* _Required action_: Give all of the data below again exactly, and drop the images.

* _Given records_:

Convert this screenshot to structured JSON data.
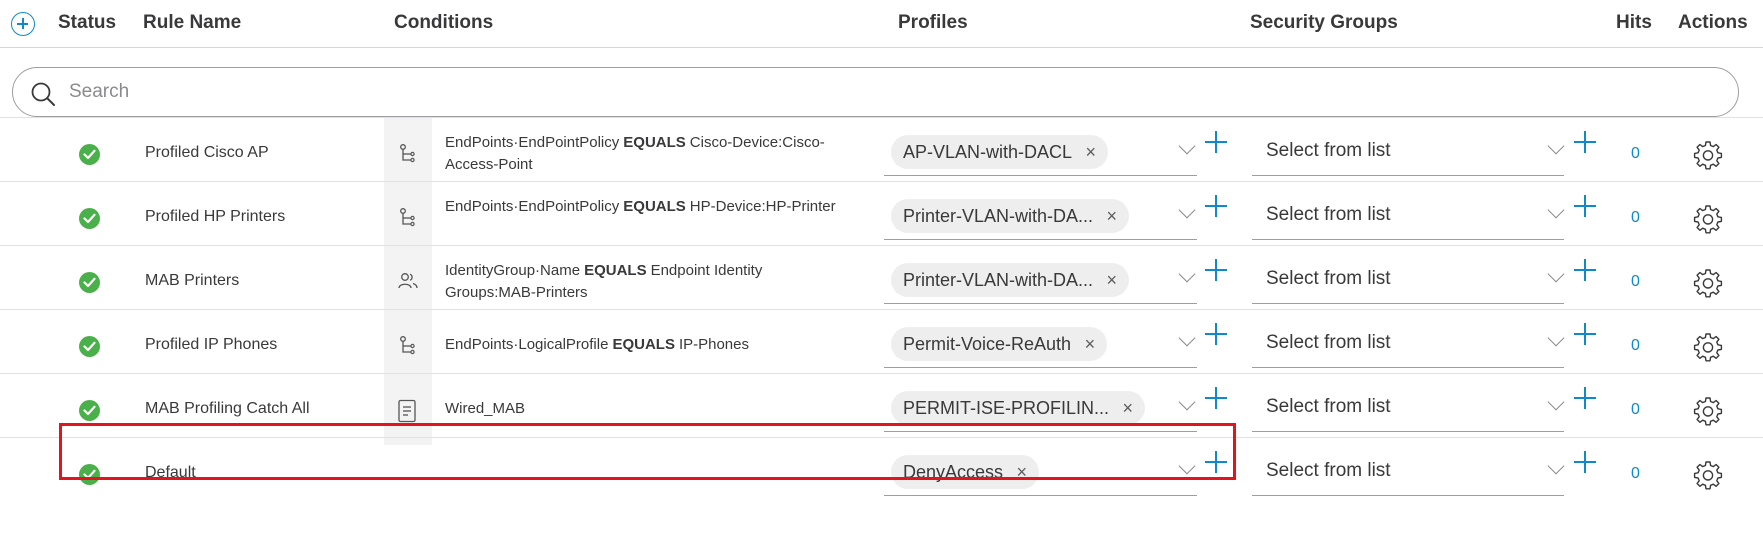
{
  "header": {
    "columns": {
      "status": "Status",
      "rule_name": "Rule Name",
      "conditions": "Conditions",
      "profiles": "Profiles",
      "security_groups": "Security Groups",
      "hits": "Hits",
      "actions": "Actions"
    }
  },
  "search": {
    "placeholder": "Search"
  },
  "colors": {
    "accent": "#0d8ac7",
    "success": "#4ab04a",
    "highlight": "#e2141d"
  },
  "rows": [
    {
      "status": "enabled",
      "name": "Profiled Cisco AP",
      "condition_icon": "endpoint-tree-icon",
      "condition": {
        "attr": "EndPoints·EndPointPolicy",
        "op": "EQUALS",
        "value": "Cisco-Device:Cisco-Access-Point"
      },
      "profile": "AP-VLAN-with-DACL",
      "security_group": "Select from list",
      "hits": "0"
    },
    {
      "status": "enabled",
      "name": "Profiled HP Printers",
      "condition_icon": "endpoint-tree-icon",
      "condition": {
        "attr": "EndPoints·EndPointPolicy",
        "op": "EQUALS",
        "value": "HP-Device:HP-Printer"
      },
      "profile": "Printer-VLAN-with-DA...",
      "security_group": "Select from list",
      "hits": "0"
    },
    {
      "status": "enabled",
      "name": "MAB Printers",
      "condition_icon": "identity-group-icon",
      "condition": {
        "attr": "IdentityGroup·Name",
        "op": "EQUALS",
        "value": "Endpoint Identity Groups:MAB-Printers"
      },
      "profile": "Printer-VLAN-with-DA...",
      "security_group": "Select from list",
      "hits": "0"
    },
    {
      "status": "enabled",
      "name": "Profiled IP Phones",
      "condition_icon": "endpoint-tree-icon",
      "condition": {
        "attr": "EndPoints·LogicalProfile",
        "op": "EQUALS",
        "value": "IP-Phones"
      },
      "profile": "Permit-Voice-ReAuth",
      "security_group": "Select from list",
      "hits": "0"
    },
    {
      "status": "enabled",
      "name": "MAB Profiling Catch All",
      "condition_icon": "library-condition-icon",
      "condition": {
        "attr": "Wired_MAB",
        "op": "",
        "value": ""
      },
      "profile": "PERMIT-ISE-PROFILIN...",
      "security_group": "Select from list",
      "hits": "0"
    },
    {
      "status": "enabled",
      "name": "Default",
      "condition_icon": "",
      "condition": {
        "attr": "",
        "op": "",
        "value": ""
      },
      "profile": "DenyAccess",
      "security_group": "Select from list",
      "hits": "0"
    }
  ]
}
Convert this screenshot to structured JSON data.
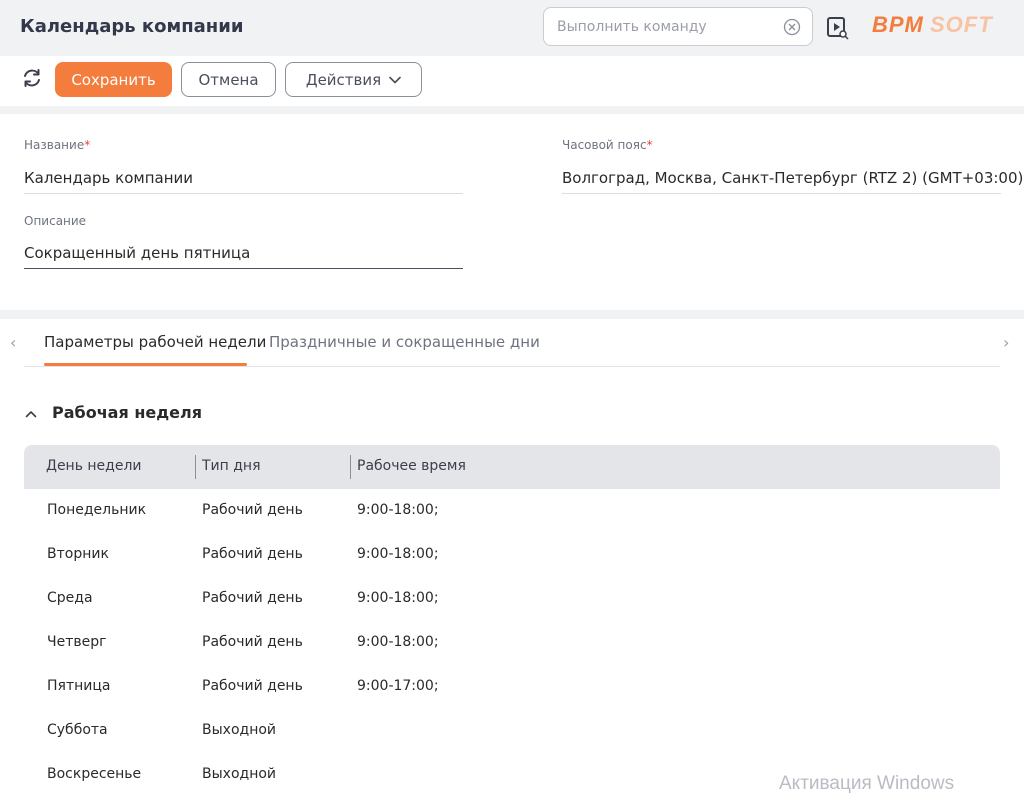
{
  "header": {
    "title": "Календарь компании",
    "command_placeholder": "Выполнить команду",
    "logo_text": "BPMSOFT",
    "brand_color": "#f47c3c"
  },
  "toolbar": {
    "save_label": "Сохранить",
    "cancel_label": "Отмена",
    "actions_label": "Действия"
  },
  "form": {
    "name_label": "Название",
    "name_value": "Календарь компании",
    "timezone_label": "Часовой пояс",
    "timezone_value": "Волгоград, Москва, Санкт-Петербург (RTZ 2) (GMT+03:00)",
    "description_label": "Описание",
    "description_value": "Сокращенный день пятница",
    "required_mark": "*"
  },
  "tabs": [
    {
      "label": "Параметры рабочей недели",
      "active": true
    },
    {
      "label": "Праздничные и сокращенные дни",
      "active": false
    }
  ],
  "group": {
    "title": "Рабочая неделя"
  },
  "table": {
    "columns": [
      "День недели",
      "Тип дня",
      "Рабочее время"
    ],
    "rows": [
      [
        "Понедельник",
        "Рабочий день",
        "9:00-18:00;"
      ],
      [
        "Вторник",
        "Рабочий день",
        "9:00-18:00;"
      ],
      [
        "Среда",
        "Рабочий день",
        "9:00-18:00;"
      ],
      [
        "Четверг",
        "Рабочий день",
        "9:00-18:00;"
      ],
      [
        "Пятница",
        "Рабочий день",
        "9:00-17:00;"
      ],
      [
        "Суббота",
        "Выходной",
        ""
      ],
      [
        "Воскресенье",
        "Выходной",
        ""
      ]
    ]
  },
  "watermark": "Активация Windows"
}
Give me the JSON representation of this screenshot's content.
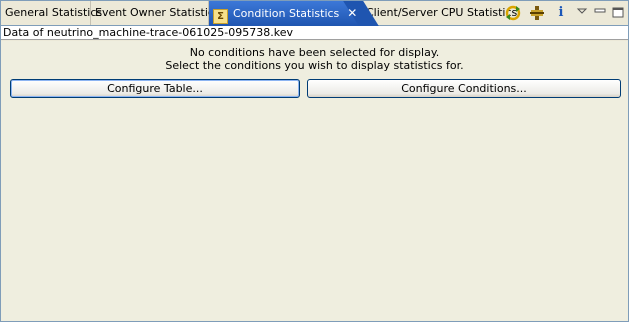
{
  "tabs": [
    {
      "label": "General Statistics"
    },
    {
      "label": "Event Owner Statistics"
    },
    {
      "label": "Condition Statistics",
      "active": true,
      "icon": "sigma-icon"
    },
    {
      "label": "Client/Server CPU Statistics"
    }
  ],
  "toolbar": {
    "icons": [
      "refresh-icon",
      "debug-icon",
      "info-icon",
      "view-menu-icon",
      "minimize-icon",
      "maximize-icon"
    ],
    "info_glyph": "i"
  },
  "path_label": "Data of neutrino_machine-trace-061025-095738.kev",
  "message": {
    "line1": "No conditions have been selected for display.",
    "line2": "Select the conditions you wish to display statistics for."
  },
  "buttons": {
    "configure_table": "Configure Table...",
    "configure_conditions": "Configure Conditions..."
  },
  "colors": {
    "active_tab": "#2d66c4",
    "panel_background": "#efeedf",
    "border": "#7f9db9"
  }
}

* _Solved problem_:
Convert this screenshot to structured JSON data.
{
  "header": {
    "columns": {
      "status": "Status",
      "rule_name": "Rule Name",
      "conditions": "Conditions",
      "profiles": "Profiles",
      "security_groups": "Security Groups",
      "hits": "Hits",
      "actions": "Actions"
    }
  },
  "search": {
    "placeholder": "Search"
  },
  "colors": {
    "accent": "#0d8ac7",
    "success": "#4ab04a",
    "highlight": "#e2141d"
  },
  "rows": [
    {
      "status": "enabled",
      "name": "Profiled Cisco AP",
      "condition_icon": "endpoint-tree-icon",
      "condition": {
        "attr": "EndPoints·EndPointPolicy",
        "op": "EQUALS",
        "value": "Cisco-Device:Cisco-Access-Point"
      },
      "profile": "AP-VLAN-with-DACL",
      "security_group": "Select from list",
      "hits": "0"
    },
    {
      "status": "enabled",
      "name": "Profiled HP Printers",
      "condition_icon": "endpoint-tree-icon",
      "condition": {
        "attr": "EndPoints·EndPointPolicy",
        "op": "EQUALS",
        "value": "HP-Device:HP-Printer"
      },
      "profile": "Printer-VLAN-with-DA...",
      "security_group": "Select from list",
      "hits": "0"
    },
    {
      "status": "enabled",
      "name": "MAB Printers",
      "condition_icon": "identity-group-icon",
      "condition": {
        "attr": "IdentityGroup·Name",
        "op": "EQUALS",
        "value": "Endpoint Identity Groups:MAB-Printers"
      },
      "profile": "Printer-VLAN-with-DA...",
      "security_group": "Select from list",
      "hits": "0"
    },
    {
      "status": "enabled",
      "name": "Profiled IP Phones",
      "condition_icon": "endpoint-tree-icon",
      "condition": {
        "attr": "EndPoints·LogicalProfile",
        "op": "EQUALS",
        "value": "IP-Phones"
      },
      "profile": "Permit-Voice-ReAuth",
      "security_group": "Select from list",
      "hits": "0"
    },
    {
      "status": "enabled",
      "name": "MAB Profiling Catch All",
      "condition_icon": "library-condition-icon",
      "condition": {
        "attr": "Wired_MAB",
        "op": "",
        "value": ""
      },
      "profile": "PERMIT-ISE-PROFILIN...",
      "security_group": "Select from list",
      "hits": "0"
    },
    {
      "status": "enabled",
      "name": "Default",
      "condition_icon": "",
      "condition": {
        "attr": "",
        "op": "",
        "value": ""
      },
      "profile": "DenyAccess",
      "security_group": "Select from list",
      "hits": "0"
    }
  ]
}
Convert this screenshot to structured JSON data.
{
  "header": {
    "title": "Календарь компании",
    "command_placeholder": "Выполнить команду",
    "logo_text": "BPMSOFT",
    "brand_color": "#f47c3c"
  },
  "toolbar": {
    "save_label": "Сохранить",
    "cancel_label": "Отмена",
    "actions_label": "Действия"
  },
  "form": {
    "name_label": "Название",
    "name_value": "Календарь компании",
    "timezone_label": "Часовой пояс",
    "timezone_value": "Волгоград, Москва, Санкт-Петербург (RTZ 2) (GMT+03:00)",
    "description_label": "Описание",
    "description_value": "Сокращенный день пятница",
    "required_mark": "*"
  },
  "tabs": [
    {
      "label": "Параметры рабочей недели",
      "active": true
    },
    {
      "label": "Праздничные и сокращенные дни",
      "active": false
    }
  ],
  "group": {
    "title": "Рабочая неделя"
  },
  "table": {
    "columns": [
      "День недели",
      "Тип дня",
      "Рабочее время"
    ],
    "rows": [
      [
        "Понедельник",
        "Рабочий день",
        "9:00-18:00;"
      ],
      [
        "Вторник",
        "Рабочий день",
        "9:00-18:00;"
      ],
      [
        "Среда",
        "Рабочий день",
        "9:00-18:00;"
      ],
      [
        "Четверг",
        "Рабочий день",
        "9:00-18:00;"
      ],
      [
        "Пятница",
        "Рабочий день",
        "9:00-17:00;"
      ],
      [
        "Суббота",
        "Выходной",
        ""
      ],
      [
        "Воскресенье",
        "Выходной",
        ""
      ]
    ]
  },
  "watermark": "Активация Windows"
}
Give me the JSON representation of this screenshot's content.
{
  "tabs": [
    {
      "label": "General Statistics"
    },
    {
      "label": "Event Owner Statistics"
    },
    {
      "label": "Condition Statistics",
      "active": true,
      "icon": "sigma-icon"
    },
    {
      "label": "Client/Server CPU Statistics"
    }
  ],
  "toolbar": {
    "icons": [
      "refresh-icon",
      "debug-icon",
      "info-icon",
      "view-menu-icon",
      "minimize-icon",
      "maximize-icon"
    ],
    "info_glyph": "i"
  },
  "path_label": "Data of neutrino_machine-trace-061025-095738.kev",
  "message": {
    "line1": "No conditions have been selected for display.",
    "line2": "Select the conditions you wish to display statistics for."
  },
  "buttons": {
    "configure_table": "Configure Table...",
    "configure_conditions": "Configure Conditions..."
  },
  "colors": {
    "active_tab": "#2d66c4",
    "panel_background": "#efeedf",
    "border": "#7f9db9"
  }
}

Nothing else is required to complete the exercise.